[TASK DETAILS]: Find and copy every line in the records that includes the string "отображается".

[RECORDS TO USE]:

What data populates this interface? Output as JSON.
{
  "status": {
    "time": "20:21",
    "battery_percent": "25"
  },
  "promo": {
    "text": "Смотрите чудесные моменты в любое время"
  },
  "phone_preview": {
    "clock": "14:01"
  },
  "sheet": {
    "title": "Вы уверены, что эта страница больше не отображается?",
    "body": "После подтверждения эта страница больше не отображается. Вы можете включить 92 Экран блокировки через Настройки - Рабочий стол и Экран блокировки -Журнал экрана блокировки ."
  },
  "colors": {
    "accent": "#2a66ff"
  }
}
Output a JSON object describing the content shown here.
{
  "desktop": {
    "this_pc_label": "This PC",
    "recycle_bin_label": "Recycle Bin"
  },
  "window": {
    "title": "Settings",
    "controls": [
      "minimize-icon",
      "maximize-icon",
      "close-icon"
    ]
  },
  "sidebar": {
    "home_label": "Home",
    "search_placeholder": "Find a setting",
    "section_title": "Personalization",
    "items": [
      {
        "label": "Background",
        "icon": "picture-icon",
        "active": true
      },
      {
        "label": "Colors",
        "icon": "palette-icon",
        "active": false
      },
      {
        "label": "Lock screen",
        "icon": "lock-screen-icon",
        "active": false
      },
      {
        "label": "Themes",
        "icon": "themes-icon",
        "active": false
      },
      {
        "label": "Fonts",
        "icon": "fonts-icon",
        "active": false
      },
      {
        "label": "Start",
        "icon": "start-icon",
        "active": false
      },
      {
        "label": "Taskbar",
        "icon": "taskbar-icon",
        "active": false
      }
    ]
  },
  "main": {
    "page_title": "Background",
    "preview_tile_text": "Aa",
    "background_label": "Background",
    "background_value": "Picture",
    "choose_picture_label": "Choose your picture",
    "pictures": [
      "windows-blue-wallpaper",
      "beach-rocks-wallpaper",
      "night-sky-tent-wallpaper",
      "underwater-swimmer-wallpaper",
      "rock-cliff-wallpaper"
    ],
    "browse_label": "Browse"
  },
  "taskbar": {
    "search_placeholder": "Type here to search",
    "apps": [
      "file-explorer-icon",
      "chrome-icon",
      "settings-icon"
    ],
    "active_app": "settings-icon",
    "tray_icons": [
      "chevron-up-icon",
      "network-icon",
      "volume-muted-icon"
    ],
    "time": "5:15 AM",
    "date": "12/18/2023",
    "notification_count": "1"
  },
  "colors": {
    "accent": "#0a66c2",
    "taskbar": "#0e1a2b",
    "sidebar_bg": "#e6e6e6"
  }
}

[OUTPUT FOR THIS EXERCISE]:
    "title": "Вы уверены, что эта страница больше не отображается?",
    "body": "После подтверждения эта страница больше не отображается. Вы можете включить 92 Экран блокировки через Настройки - Рабочий стол и Экран блокировки -Журнал экрана блокировки ."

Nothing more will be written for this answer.